The Indian government has left record-high import taxes on gold unchanged in its first budget, disappointing traders who had expected a relaxation of the nation's tough bullion import curbs.
India is the world's second-largest consumer of the precious metal and it imports nearly all of its gold.
However, the annual budget, tabled by Finance Minister Arun Jaitley in Parliament on 10 July, did not touch upon the nation's gold import policy.
Gold demand in India could be weaker this year when compared to 2013. Weak monsoon rains could hit gold consumption as about 60% of gold demand originates from rural India, which is home to more than half of the nation's 1.2 billion people.
But the budget's tax incentives for marginal savers, which 'attempt to put more money in their hands' will 'indirectly' benefit the precious metal, said Somasundaram PR, managing director, India, World Gold Council.
"Gold has been intimately interlinked with Indian society and culture as well as playing an integral role in annual household savings. It is our hope that the short-term curbs on gold, understandable at the time they were introduced, but which have led to an increase in smuggling, will be reviewed and reversed soon.
"This will liberate the jewellery industry, which employs millions in direct employment, to gear up and modernise and deliver enhanced economic contribution," Somasundaram said in an emailed note.
"The need of the hour is to stop seeing gold as part of the problem and instead focus on measures that will unlock the potentially transformative value of the gold stored in millions of private hands in order to fund growth.
"Gold can be part of the solution to the challenges that India faces today and it's time to re-engage all stakeholders to develop a coherent long term policy on gold that is aligned to the nation's economic objectives," he added.
Gold imports into India could rise 200 tonnes in the six months to December, a 14% increase over the first six months of the year, Bachhraj Bamalwa, director, All India Gems and Jewellery Trade Federation, told Reuters on 9 July.

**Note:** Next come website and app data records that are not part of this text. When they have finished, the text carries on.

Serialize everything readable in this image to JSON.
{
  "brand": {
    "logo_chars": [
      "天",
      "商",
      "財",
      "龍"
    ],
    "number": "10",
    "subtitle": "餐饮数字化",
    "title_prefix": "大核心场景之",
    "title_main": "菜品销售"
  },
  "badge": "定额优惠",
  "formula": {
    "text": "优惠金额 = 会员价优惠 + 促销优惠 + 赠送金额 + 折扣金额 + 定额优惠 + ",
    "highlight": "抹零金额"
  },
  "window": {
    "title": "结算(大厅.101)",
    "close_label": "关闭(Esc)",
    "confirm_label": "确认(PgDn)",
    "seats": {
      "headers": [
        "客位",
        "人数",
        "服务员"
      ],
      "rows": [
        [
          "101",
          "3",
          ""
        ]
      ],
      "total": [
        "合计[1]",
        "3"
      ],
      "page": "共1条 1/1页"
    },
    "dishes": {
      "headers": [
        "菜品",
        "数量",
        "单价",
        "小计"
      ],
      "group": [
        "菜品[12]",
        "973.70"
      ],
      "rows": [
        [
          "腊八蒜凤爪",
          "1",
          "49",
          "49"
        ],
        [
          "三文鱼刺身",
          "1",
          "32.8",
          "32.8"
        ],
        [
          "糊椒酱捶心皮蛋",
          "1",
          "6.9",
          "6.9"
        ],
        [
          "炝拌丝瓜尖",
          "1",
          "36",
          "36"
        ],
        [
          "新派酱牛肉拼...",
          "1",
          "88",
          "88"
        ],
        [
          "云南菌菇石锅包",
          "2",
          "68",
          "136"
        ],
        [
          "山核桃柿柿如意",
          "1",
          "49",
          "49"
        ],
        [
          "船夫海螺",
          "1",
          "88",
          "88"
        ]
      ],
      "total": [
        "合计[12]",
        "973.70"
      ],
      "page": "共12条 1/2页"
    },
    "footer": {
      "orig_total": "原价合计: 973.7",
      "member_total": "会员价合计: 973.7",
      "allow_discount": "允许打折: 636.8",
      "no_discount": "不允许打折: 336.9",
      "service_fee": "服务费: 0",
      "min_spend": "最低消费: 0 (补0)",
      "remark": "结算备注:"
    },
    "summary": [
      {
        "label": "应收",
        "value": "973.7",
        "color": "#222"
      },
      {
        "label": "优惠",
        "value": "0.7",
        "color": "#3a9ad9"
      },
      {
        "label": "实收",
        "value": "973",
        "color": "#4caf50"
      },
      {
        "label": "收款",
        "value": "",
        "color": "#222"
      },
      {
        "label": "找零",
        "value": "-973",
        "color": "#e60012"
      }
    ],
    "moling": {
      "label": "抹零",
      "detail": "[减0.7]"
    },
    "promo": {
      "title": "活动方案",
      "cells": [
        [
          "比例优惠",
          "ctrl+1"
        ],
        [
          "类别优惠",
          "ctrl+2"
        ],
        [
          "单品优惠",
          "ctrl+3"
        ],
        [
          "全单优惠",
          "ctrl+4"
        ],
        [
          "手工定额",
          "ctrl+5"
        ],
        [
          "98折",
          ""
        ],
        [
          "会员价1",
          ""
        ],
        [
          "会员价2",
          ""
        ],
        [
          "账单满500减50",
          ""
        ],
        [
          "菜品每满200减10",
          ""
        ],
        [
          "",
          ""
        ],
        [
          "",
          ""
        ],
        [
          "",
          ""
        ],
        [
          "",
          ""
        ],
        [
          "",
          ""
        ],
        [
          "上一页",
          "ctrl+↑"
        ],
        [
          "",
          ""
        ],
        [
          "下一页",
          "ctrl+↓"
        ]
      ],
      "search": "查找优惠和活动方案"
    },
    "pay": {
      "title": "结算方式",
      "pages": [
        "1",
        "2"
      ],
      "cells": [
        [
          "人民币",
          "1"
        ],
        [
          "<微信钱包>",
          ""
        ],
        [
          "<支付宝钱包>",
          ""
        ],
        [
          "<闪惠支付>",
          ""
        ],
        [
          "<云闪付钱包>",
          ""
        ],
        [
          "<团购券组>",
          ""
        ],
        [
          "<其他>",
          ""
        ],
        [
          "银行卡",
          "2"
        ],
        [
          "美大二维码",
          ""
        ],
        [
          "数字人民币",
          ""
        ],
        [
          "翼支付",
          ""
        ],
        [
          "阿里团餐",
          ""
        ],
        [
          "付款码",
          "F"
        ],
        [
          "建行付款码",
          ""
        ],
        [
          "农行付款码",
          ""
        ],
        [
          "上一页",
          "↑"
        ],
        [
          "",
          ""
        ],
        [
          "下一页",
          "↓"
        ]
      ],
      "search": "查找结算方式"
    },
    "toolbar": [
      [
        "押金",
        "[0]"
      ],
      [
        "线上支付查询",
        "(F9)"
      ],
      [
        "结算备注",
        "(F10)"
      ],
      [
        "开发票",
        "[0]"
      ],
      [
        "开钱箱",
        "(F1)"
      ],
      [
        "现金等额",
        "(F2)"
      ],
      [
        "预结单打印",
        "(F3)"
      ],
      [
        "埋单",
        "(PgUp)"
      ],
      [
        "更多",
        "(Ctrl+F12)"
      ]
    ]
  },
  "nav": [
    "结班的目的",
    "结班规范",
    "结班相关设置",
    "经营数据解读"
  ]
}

Gold rose to a high of $1344.75 on 10 July, a near four-month high from the previous close of $1327.35. It has rallied more than 7.6% since June 2014.
India's central bank on 21 May further eased gold import restrictions, while also permitting local banks to provide gold loans to jewellers.
The Reserve Bank of India (RBI) permitted leading trading houses to import gold, a decision that afforded permission to over 20 entities, including banks, to import the precious metal.
Meanwhile, the resumption of gold loans to the sector, banned in 2013, made it easier for jewellers to finance purchases.
Earlier, in March, the RBI allowed five private sector banks to import gold, a move that marked the first step towards easing India's gold import curbs.
The Reserve Bank allowed HDFC Bank, Axis Bank, Kotak Mahindra Bank, IndusInd Bank and Yes Bank to import the precious metal, Reuters reported.
Modi May Abolish Curbs
India's new government was expected to relax the nation's tough bullion import restrictions after its predecessor raised duty on gold and tightened the movement of the metal.
Prime Minister Narendra Modi, speaking ahead of April 2014's general elections, said any action on gold must consider the interests of the public and traders, not just economics and policy.
Gold and silver imports to India plunged 40% to $33.46bn (£19.84bn, €24.46bn) in the financial year 2013-14 in the wake of hard-hitting government restrictions.
Three upward revisions to the import duties on gold in 2013, to a record 10%, and restrictions tying purchases to exports, discouraged gold buying in Asia's third largest economy last year.
While official imports in 2013 reached 750 tonnes, an additional 200 tonnes was believed to have been smuggled to India, according to estimates from the WGC.